Listen to this story narrated by master storyteller Otis Jiry.
Louie Marozzi wasn’t part of anyone’s gang.
It’s true that Al Capone, Dion O’Banion, and Bugs Malone all asked him, at one time or the other, to drive trucks for them. But he turned them all down. He wanted to stay independent…no matter the cost.
Not only was Louie an exceptional driver, he was a giant of a man. At six-feet, seven-inches, and 340 pounds, he was a specimen to behold. People thought Big Louie, as many called him, wasn’t too bright.
He seldom spoke and when he did he stumbled over words, going from Italian to American in the same sentence. His appearance, with a dark unibrow and jutting forehead, probably furthered the narrative about his low intelligence.
He was slow to anger. He didn’t drink alcohol, or smoke cigarettes. The few friends he had were homeless, and lived on the streets of Chicago. His daily challenge was to stay out of the way of warring gangs.
Louie saw plenty of guys get gunned down in a hail of bullets from a passing car. The gangsters spent as much time killing each other as they did innocent victims. Dead men turned up all the time.

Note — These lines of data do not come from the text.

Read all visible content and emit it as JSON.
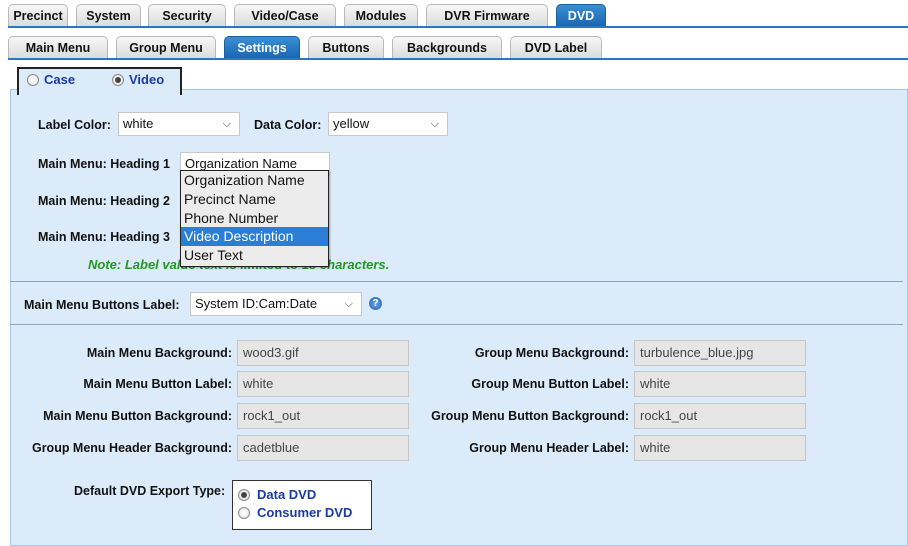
{
  "main_tabs": [
    "Precinct",
    "System",
    "Security",
    "Video/Case",
    "Modules",
    "DVR Firmware",
    "DVD"
  ],
  "sub_tabs": [
    "Main Menu",
    "Group Menu",
    "Settings",
    "Buttons",
    "Backgrounds",
    "DVD Label"
  ],
  "mode_tabs": {
    "case": "Case",
    "video": "Video",
    "selected": "Video"
  },
  "label_color": {
    "label": "Label Color:",
    "value": "white"
  },
  "data_color": {
    "label": "Data Color:",
    "value": "yellow"
  },
  "headings": {
    "h1_label": "Main Menu: Heading 1",
    "h1_value": "Organization Name",
    "h2_label": "Main Menu: Heading 2",
    "h3_label": "Main Menu: Heading 3"
  },
  "dropdown_options": [
    "Organization Name",
    "Precinct Name",
    "Phone Number",
    "Video Description",
    "User Text"
  ],
  "dropdown_highlighted": "Video Description",
  "note": "Note: Label value text is limited to 18 characters.",
  "buttons_label": {
    "label": "Main Menu Buttons Label:",
    "value": "System ID:Cam:Date"
  },
  "fields": {
    "mm_bg_label": "Main Menu Background:",
    "mm_bg_value": "wood3.gif",
    "gm_bg_label": "Group Menu Background:",
    "gm_bg_value": "turbulence_blue.jpg",
    "mm_btn_label": "Main Menu Button Label:",
    "mm_btn_value": "white",
    "gm_btn_label": "Group Menu Button Label:",
    "gm_btn_value": "white",
    "mm_btnbg_label": "Main Menu Button Background:",
    "mm_btnbg_value": "rock1_out",
    "gm_btnbg_label": "Group Menu Button Background:",
    "gm_btnbg_value": "rock1_out",
    "gm_hdrbg_label": "Group Menu Header Background:",
    "gm_hdrbg_value": "cadetblue",
    "gm_hdrlbl_label": "Group Menu Header Label:",
    "gm_hdrlbl_value": "white"
  },
  "export": {
    "label": "Default DVD Export Type:",
    "option1": "Data DVD",
    "option2": "Consumer DVD",
    "selected": "Data DVD"
  },
  "colors": {
    "accent": "#1a66b3",
    "panel": "#dcebf9",
    "note": "#1e9a1e",
    "highlight": "#2a7ed6"
  },
  "icons": {
    "help": "help-icon",
    "chevron": "chevron-down-icon"
  }
}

It was that environment that gave Louie his chance to kill people without getting caught. He wasn’t a violent killer, and never used a gun. He preferred to put his victims to sleep in his firm, yet strangely gentle, chokehold.
Unlike some psychopaths, Louie knew it was wrong to kill people. He justified his hobby by killing what he judged were bad men. He tried to keep the murders down to just a couple a week.
With the rate of weekly murders in the streets of Chicago in 1931, two more a week were easily lost in the shifting statistics.
In Louie’s mind he was doing his criminal victims a favor. They probably would have been violently killed by someone else. He was nice enough to make their passing painless and not traumatic.
Even in that violent time and city, there were whispered rumors of a serial strangler stalking the streets. The police, aware of the rumors – and the circumstances involving a string of choking victims – kept their eyes open for a suspect.
One day his friend Leo emerged from the streets, and hunted him down.
“I need your help Louie,” the shriveled old man pleaded.
“A couple of thugs in Bugs Moran’s gang took Angelo this morning! They beat him up and dragged him into one of those big black cars and took off!”
“Why they do that?” Louie asked.
“I don’t know for sure, but I think it’s about a briefcase he found in an alley, and they were looking for it.”
“You sure Bug’s boy’s did it?”
“Yeah…I happen to know a couple of them. Ran a few errands for ’em.”
“I’ll see what I can do come amico.”
As Louie walked back to where his truck was parked, he noticed a couple of thugs loitering around it. The first thing that went through his mind was Angelo convinced them he had the briefcase, in order to stay alive.
The normally calm and composed Louie was slowly melting away, as he watched them from the window of a shop he went inside of. He didn’t like being threatened. He looked at both men closely, memorizing their faces.
There was a rear exit in the shop and Louie took it out to the alley. He knew where the Moran mobsters hung out. There was one location in particular, a house, that he suspected they’d taken Angelo too.
It was a couple of miles away, but that didn’t bother him. He liked a good brisk walk. It helped calm him down. He didn’t want to shed blood. He just wanted to gently put them to sleep in his powerful arms.
He was right about the house. It was on a big lot and fenced in, but Louie had no trouble getting over the fence. As he got closer he heard a muffled scream. Louie sat down and waited for hours until the moon climbed to the top of the sky, before overpowering the sleeping guard on the front porch.
He went through the front door, surprisingly quiet for a man of his size. He took care of the two thugs sleeping in the living room. He went to the cellar door and opened it. He softly descended the stairs.
Another guard was asleep on a chair. Louie wished him sweet dreams and sent him to eternity. Angelo was a bloody pulp. His hands were tied behind him with twine, and he was unconscious.
Louie approached his body on the floor. He was laying sideways. He checked for a pulse and was surprised to find a weak one. He probably wasn’t going to make it from the looks of his smashed skull.
Louie sent him gently into the night.
No one knew what happened at the Bugs Moran gang’s house, because it was engulfed in flames set by Louie that night.
Locals said Moran’s gang never bothered Louie again. Some say it was because Al Capone and his thugs took a lot of Bug’s time just trying to survive.
Other’s say that Louie Marozzi was the most feared and famous killer in Chicago… that the public never heard about.
As It Stands, this tale is a chapter out of the urban lore from Chicago’s “gangster days.”